BARTON COUNTY, Kan. (KSNW) – Thursday marks six months since an EF-3 tornado ripped through Barton County, destroying several homes and damaging anything in its path.
Dan and Joyce Wapelhorst and their daughter rushed to the shelter, narrowly missing the tornado. When they came out, they found their home destroyed.
“He told me and Katie that there’s nothing left. We thought he meant the garden. He said ‘No, nothing anywhere is left,’” recalled Joyce.
As the two sat together on a brand new couch, in their brand new home, they can’t help but remember the day they almost lost their lives.
RELATED LINK | Tornadoes rip through Barton County causing damage
“The big thing is the wind,” said Joyce. “You hear noises and you’re like ‘Oh my god, is it coming again?’”
The days and months go by, but it doesn’t get any easier for the two.
“I get through it in the daytime alright,” said Dan, “But when I go to bed then I think about what all happened and what we all lost. It’s hard.
Even after losing everything, the Wapelhorsts didn’t think twice about where they were going to live next. The couple chose to rebuild their lives right where they were almost taken – about seven miles west of Great Bend, in rural Barton County.
“This has been our home for 37 years,” Joyce explained.
“Been mine for about 70 years,” added Dan.
The tornado destroyed Dan’s childhood home, and for seven weeks, they lived in a family member’s camper. Joyce described it as “no easy task.”

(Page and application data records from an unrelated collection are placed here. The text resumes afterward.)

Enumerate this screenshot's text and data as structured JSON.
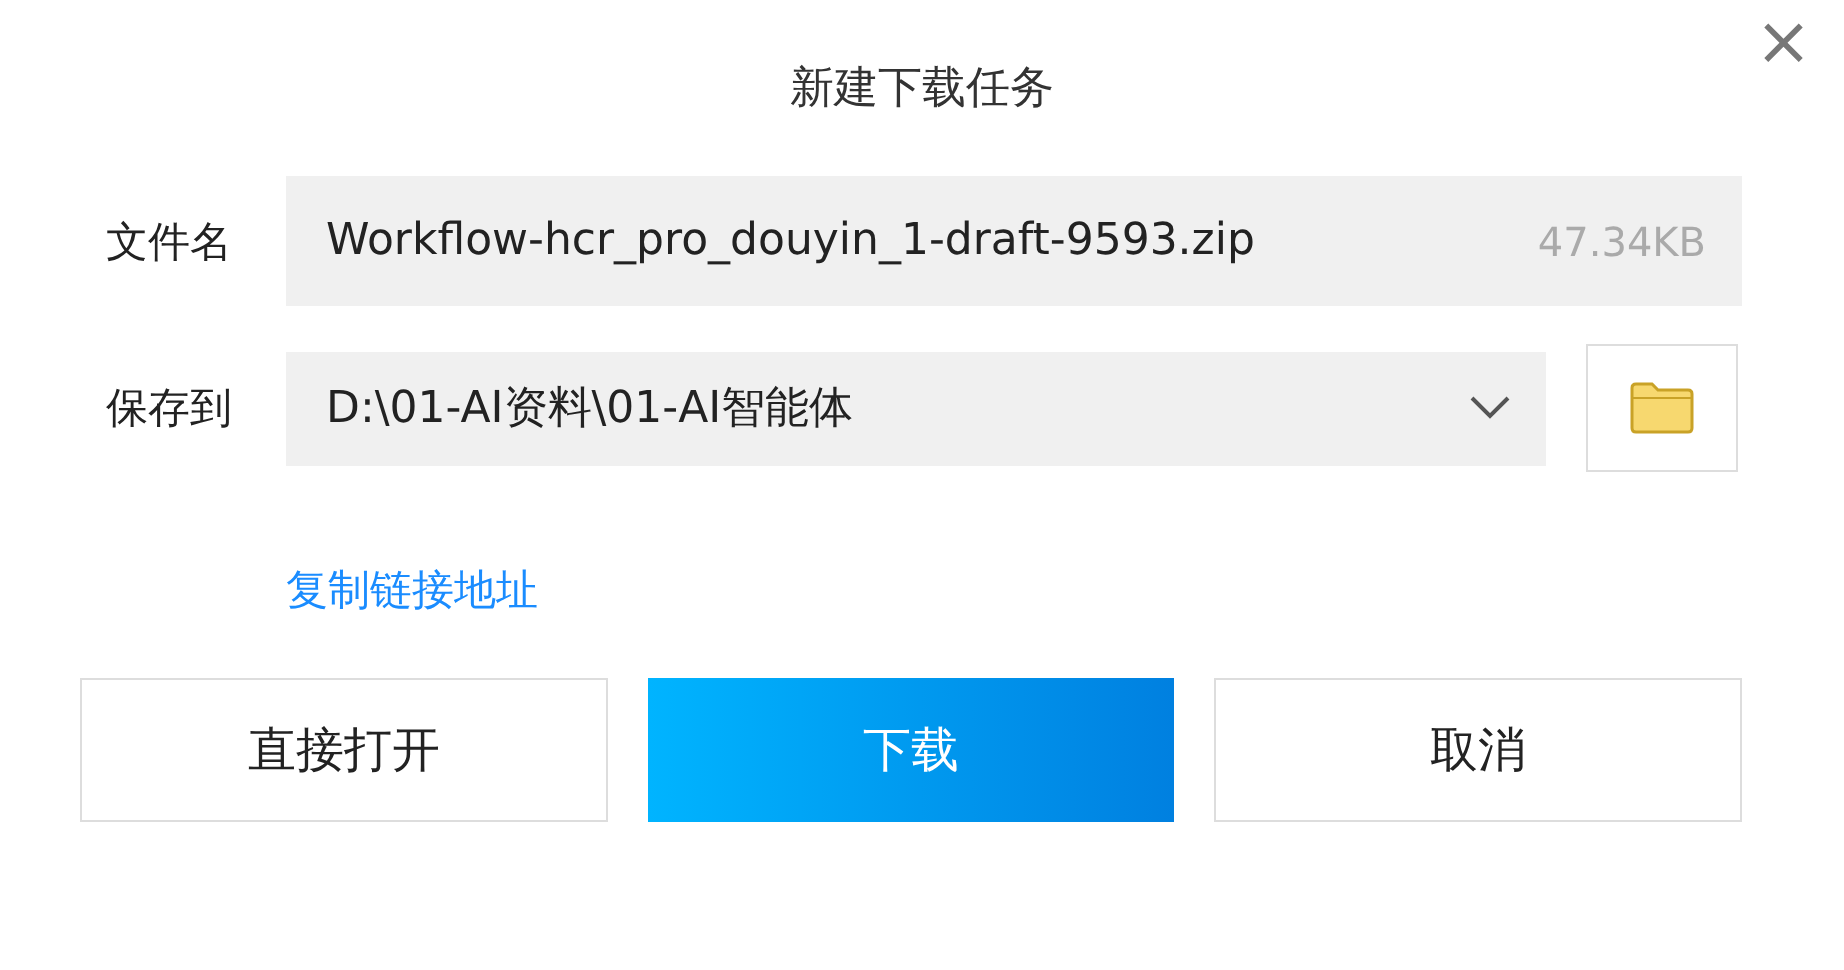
{
  "window": {
    "title": "新建下载任务",
    "close": "×"
  },
  "fields": [
    {
      "kind": "text",
      "label": "文件名",
      "value": "Workflow-hcr_pro_douyin_1-draft-9593.zip",
      "size": "47.34KB"
    },
    {
      "kind": "dropdown",
      "label": "保存到",
      "value": "D:\\01-AI资料\\01-AI智能体"
    }
  ],
  "link": "复制链接地址",
  "buttons": [
    {
      "label": "直接打开",
      "kind": "secondary"
    },
    {
      "label": "下载",
      "kind": "primary"
    },
    {
      "label": "取消",
      "kind": "secondary"
    }
  ]
}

RELATED LINK | Slow progress keeps tornado survivors positive
It wasn’t long until they found a new home on a lot out in Hays. Their family helped with the prep work, putting in foundation and concrete. After two weeks, the home made its way to Barton County, ready for its new owners.
“We have a brand new house, brand new furniture, and it’s still not home,” Joyce Wapelhorst
Dan said he was glad they were finally going to live inside a house.
He quickly started working on making the new home feel like “home.”
Walking through his garden that was once destroyed, Dan showed off all the fruits and vegetables he replanted. The tornado helped him plant lettuce too.
“It just scattered the seed all over and they’re just coming up everywhere,” he said.
Dan also built a shop behind the garage. If he’s not working on his garden, he could be found in there.
Do you know who else you can find in there?
Sleeping peacefully on his bed, sitting on top of the wooden beams in the garage, you’ll find Rascal — the Wapelhorsts’ cat that went missing after the tornado hit. Dan looked everywhere for Rascal before finally giving up.
“About 10 days later, he was sitting out there on that rock by the pond out there, and here he come walking up,” Dan said with a smile on his face. “I just couldn’t believe it that he was alive, and he didn’t have a scratch on him.”
The transition into the new home hasn’t been as easy for Joyce.
“We have a brand new house, brand new furniture, and it’s still not home,” she said.
Although the days don’t get any easier, she shared that her grandson gets her through each day. He visits and helps grandma and grandpa.
“We tried to have him dig that pipe out of that dirt pile,” said Dan.
According to the Wapelhorsts, volunteers helped and continue to help them recover from the tornado.
“You just couldn’t believe the good people out there,” Dan said. “Don’t even know some of them and they come wanna do something.”
RELATED LINK | Cross left untouched by tornado near Great Bend
Joyce pulled out an envelope of pictures of the tornado aftermath. The two looked at the pictures and said they can only feel thankful – thankful that they’re alive.
It may be a new chapter for the two, but as they turn the pages together, that’s all they need to feel at “home.”
“As long as I know he’s okay,” said Joyce. “I’m okay.”